**Assignment:** Among the entries below, tally the lines that include "SILL", and give the number alone.

[Items from a data source]
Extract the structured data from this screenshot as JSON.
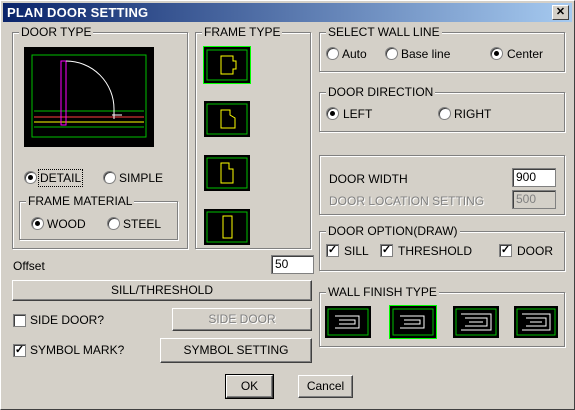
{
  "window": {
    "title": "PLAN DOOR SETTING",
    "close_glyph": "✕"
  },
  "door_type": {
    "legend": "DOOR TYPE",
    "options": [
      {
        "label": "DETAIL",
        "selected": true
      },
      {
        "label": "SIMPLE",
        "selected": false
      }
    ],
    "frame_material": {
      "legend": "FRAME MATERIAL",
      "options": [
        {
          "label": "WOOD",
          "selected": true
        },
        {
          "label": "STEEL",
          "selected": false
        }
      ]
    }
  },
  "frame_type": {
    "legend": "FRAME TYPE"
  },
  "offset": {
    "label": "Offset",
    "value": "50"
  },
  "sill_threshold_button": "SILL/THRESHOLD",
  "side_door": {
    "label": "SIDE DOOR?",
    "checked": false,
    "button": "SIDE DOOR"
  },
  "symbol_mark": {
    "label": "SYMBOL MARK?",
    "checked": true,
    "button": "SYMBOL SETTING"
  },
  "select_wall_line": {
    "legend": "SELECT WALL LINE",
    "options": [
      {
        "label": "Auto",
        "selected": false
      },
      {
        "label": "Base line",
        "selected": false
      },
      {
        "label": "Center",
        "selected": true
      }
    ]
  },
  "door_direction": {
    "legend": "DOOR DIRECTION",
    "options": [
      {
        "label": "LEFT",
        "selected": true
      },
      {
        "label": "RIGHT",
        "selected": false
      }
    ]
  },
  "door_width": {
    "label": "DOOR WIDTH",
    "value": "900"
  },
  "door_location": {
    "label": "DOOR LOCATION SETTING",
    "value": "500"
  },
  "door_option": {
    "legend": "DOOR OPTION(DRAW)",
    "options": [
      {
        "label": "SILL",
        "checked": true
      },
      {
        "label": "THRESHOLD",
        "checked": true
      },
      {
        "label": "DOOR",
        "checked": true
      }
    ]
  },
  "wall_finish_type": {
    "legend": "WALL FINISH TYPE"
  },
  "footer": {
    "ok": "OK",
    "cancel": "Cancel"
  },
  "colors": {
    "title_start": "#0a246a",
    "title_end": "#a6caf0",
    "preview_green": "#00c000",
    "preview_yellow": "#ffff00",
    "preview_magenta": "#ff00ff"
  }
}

**Output of the task:** 2